- _WHAT TO DO_
Go line by line through the entries below and count those containing the string "Information"; give only the count.

- _DATA FOR THE TASK_
- Opening Delimiter -
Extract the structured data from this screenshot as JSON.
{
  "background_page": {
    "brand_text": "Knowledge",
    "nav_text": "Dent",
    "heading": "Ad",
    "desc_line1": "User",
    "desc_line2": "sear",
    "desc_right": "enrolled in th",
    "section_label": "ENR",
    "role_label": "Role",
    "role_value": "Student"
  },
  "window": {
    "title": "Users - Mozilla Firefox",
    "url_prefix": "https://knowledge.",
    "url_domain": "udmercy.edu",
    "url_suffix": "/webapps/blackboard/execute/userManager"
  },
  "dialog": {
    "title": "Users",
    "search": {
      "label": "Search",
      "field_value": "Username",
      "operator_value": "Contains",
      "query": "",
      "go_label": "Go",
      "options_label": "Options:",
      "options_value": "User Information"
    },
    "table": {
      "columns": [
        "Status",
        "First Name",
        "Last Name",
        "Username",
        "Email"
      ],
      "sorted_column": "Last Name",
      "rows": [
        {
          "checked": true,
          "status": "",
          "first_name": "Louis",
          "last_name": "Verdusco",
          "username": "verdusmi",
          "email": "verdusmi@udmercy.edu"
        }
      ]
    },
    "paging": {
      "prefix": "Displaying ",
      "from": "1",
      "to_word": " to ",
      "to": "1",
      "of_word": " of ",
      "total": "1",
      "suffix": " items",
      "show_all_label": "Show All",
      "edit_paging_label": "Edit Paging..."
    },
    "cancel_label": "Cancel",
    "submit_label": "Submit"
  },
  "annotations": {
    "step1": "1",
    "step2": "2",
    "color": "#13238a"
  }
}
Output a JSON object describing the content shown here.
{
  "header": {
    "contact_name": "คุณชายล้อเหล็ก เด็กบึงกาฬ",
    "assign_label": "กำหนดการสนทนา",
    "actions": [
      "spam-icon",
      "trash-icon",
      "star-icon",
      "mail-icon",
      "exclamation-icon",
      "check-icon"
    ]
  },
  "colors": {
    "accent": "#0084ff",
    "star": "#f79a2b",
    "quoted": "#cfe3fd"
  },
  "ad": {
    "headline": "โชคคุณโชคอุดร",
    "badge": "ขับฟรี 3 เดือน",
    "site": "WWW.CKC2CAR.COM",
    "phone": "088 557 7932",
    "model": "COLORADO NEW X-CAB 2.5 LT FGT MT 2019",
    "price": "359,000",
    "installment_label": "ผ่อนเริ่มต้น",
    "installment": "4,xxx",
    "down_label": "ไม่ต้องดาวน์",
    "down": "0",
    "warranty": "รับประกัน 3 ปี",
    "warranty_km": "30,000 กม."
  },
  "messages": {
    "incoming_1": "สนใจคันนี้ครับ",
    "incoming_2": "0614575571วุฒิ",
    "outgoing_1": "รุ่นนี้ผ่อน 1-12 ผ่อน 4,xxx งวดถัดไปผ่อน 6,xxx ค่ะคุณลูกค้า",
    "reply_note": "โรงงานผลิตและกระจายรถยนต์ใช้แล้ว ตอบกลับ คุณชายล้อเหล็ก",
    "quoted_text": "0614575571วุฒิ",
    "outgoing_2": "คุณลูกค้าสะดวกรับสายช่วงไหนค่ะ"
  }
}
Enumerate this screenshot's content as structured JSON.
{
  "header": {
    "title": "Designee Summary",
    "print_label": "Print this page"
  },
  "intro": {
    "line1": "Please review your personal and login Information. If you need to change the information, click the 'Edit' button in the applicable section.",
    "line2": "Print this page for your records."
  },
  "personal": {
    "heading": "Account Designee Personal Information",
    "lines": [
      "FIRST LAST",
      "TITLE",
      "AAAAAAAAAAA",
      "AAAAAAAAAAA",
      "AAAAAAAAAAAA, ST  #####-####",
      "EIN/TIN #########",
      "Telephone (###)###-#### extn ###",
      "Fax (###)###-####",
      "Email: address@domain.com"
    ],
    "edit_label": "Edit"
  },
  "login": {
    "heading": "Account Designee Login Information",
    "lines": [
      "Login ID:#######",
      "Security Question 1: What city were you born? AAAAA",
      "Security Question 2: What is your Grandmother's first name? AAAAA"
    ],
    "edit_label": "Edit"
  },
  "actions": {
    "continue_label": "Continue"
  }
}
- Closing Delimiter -
- _REPLY TO THE EXERCISE_
4